**Exercise prompt**
Nothing should be left out when you copy the entries below.
=== Records to process ===
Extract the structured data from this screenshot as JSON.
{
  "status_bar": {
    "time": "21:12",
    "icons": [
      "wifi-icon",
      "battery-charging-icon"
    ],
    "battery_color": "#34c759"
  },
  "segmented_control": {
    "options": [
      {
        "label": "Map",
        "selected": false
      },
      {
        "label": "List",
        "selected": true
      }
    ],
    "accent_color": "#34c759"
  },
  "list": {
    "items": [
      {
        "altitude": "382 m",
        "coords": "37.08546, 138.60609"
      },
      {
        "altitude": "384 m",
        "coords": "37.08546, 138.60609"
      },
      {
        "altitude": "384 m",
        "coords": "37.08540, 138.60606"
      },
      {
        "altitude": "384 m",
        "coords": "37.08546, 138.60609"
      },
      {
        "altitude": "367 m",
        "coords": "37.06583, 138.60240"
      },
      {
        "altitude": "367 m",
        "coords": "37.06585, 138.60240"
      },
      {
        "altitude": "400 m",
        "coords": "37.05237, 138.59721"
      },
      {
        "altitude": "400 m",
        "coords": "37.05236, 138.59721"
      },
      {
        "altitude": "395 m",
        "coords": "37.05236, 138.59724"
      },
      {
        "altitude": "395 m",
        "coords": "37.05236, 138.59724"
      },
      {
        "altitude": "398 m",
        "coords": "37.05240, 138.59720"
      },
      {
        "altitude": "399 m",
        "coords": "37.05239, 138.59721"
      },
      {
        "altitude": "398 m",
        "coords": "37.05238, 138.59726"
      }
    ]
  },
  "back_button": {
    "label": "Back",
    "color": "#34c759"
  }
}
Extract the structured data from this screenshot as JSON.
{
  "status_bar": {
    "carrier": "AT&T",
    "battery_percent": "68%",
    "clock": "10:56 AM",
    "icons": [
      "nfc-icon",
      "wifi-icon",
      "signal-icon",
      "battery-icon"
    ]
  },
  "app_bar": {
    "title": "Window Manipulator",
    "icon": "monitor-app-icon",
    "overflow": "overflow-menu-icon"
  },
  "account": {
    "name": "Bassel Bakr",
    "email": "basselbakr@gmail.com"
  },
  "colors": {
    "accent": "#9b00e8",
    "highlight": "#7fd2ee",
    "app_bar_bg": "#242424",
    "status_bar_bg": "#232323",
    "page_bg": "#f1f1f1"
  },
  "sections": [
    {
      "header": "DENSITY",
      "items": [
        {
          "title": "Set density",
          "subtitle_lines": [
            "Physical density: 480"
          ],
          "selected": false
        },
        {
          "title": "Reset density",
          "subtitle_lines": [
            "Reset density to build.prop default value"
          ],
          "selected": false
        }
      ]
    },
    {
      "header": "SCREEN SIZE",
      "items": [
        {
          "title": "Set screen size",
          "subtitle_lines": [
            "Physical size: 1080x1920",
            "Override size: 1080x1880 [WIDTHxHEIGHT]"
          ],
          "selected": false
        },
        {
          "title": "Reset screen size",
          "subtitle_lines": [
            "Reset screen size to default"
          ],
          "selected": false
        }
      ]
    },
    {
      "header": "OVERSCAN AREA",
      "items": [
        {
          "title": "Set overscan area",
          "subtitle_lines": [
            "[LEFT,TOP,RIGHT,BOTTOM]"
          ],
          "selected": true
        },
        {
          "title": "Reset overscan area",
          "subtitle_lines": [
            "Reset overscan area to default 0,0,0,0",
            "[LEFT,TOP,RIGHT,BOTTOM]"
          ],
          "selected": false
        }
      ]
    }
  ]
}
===
**Finished exercise**
Extract the structured data from this screenshot as JSON.
{
  "status_bar": {
    "time": "21:12",
    "icons": [
      "wifi-icon",
      "battery-charging-icon"
    ],
    "battery_color": "#34c759"
  },
  "segmented_control": {
    "options": [
      {
        "label": "Map",
        "selected": false
      },
      {
        "label": "List",
        "selected": true
      }
    ],
    "accent_color": "#34c759"
  },
  "list": {
    "items": [
      {
        "altitude": "382 m",
        "coords": "37.08546, 138.60609"
      },
      {
        "altitude": "384 m",
        "coords": "37.08546, 138.60609"
      },
      {
        "altitude": "384 m",
        "coords": "37.08540, 138.60606"
      },
      {
        "altitude": "384 m",
        "coords": "37.08546, 138.60609"
      },
      {
        "altitude": "367 m",
        "coords": "37.06583, 138.60240"
      },
      {
        "altitude": "367 m",
        "coords": "37.06585, 138.60240"
      },
      {
        "altitude": "400 m",
        "coords": "37.05237, 138.59721"
      },
      {
        "altitude": "400 m",
        "coords": "37.05236, 138.59721"
      },
      {
        "altitude": "395 m",
        "coords": "37.05236, 138.59724"
      },
      {
        "altitude": "395 m",
        "coords": "37.05236, 138.59724"
      },
      {
        "altitude": "398 m",
        "coords": "37.05240, 138.59720"
      },
      {
        "altitude": "399 m",
        "coords": "37.05239, 138.59721"
      },
      {
        "altitude": "398 m",
        "coords": "37.05238, 138.59726"
      }
    ]
  },
  "back_button": {
    "label": "Back",
    "color": "#34c759"
  }
}
Extract the structured data from this screenshot as JSON.
{
  "status_bar": {
    "carrier": "AT&T",
    "battery_percent": "68%",
    "clock": "10:56 AM",
    "icons": [
      "nfc-icon",
      "wifi-icon",
      "signal-icon",
      "battery-icon"
    ]
  },
  "app_bar": {
    "title": "Window Manipulator",
    "icon": "monitor-app-icon",
    "overflow": "overflow-menu-icon"
  },
  "account": {
    "name": "Bassel Bakr",
    "email": "basselbakr@gmail.com"
  },
  "colors": {
    "accent": "#9b00e8",
    "highlight": "#7fd2ee",
    "app_bar_bg": "#242424",
    "status_bar_bg": "#232323",
    "page_bg": "#f1f1f1"
  },
  "sections": [
    {
      "header": "DENSITY",
      "items": [
        {
          "title": "Set density",
          "subtitle_lines": [
            "Physical density: 480"
          ],
          "selected": false
        },
        {
          "title": "Reset density",
          "subtitle_lines": [
            "Reset density to build.prop default value"
          ],
          "selected": false
        }
      ]
    },
    {
      "header": "SCREEN SIZE",
      "items": [
        {
          "title": "Set screen size",
          "subtitle_lines": [
            "Physical size: 1080x1920",
            "Override size: 1080x1880 [WIDTHxHEIGHT]"
          ],
          "selected": false
        },
        {
          "title": "Reset screen size",
          "subtitle_lines": [
            "Reset screen size to default"
          ],
          "selected": false
        }
      ]
    },
    {
      "header": "OVERSCAN AREA",
      "items": [
        {
          "title": "Set overscan area",
          "subtitle_lines": [
            "[LEFT,TOP,RIGHT,BOTTOM]"
          ],
          "selected": true
        },
        {
          "title": "Reset overscan area",
          "subtitle_lines": [
            "Reset overscan area to default 0,0,0,0",
            "[LEFT,TOP,RIGHT,BOTTOM]"
          ],
          "selected": false
        }
      ]
    }
  ]
}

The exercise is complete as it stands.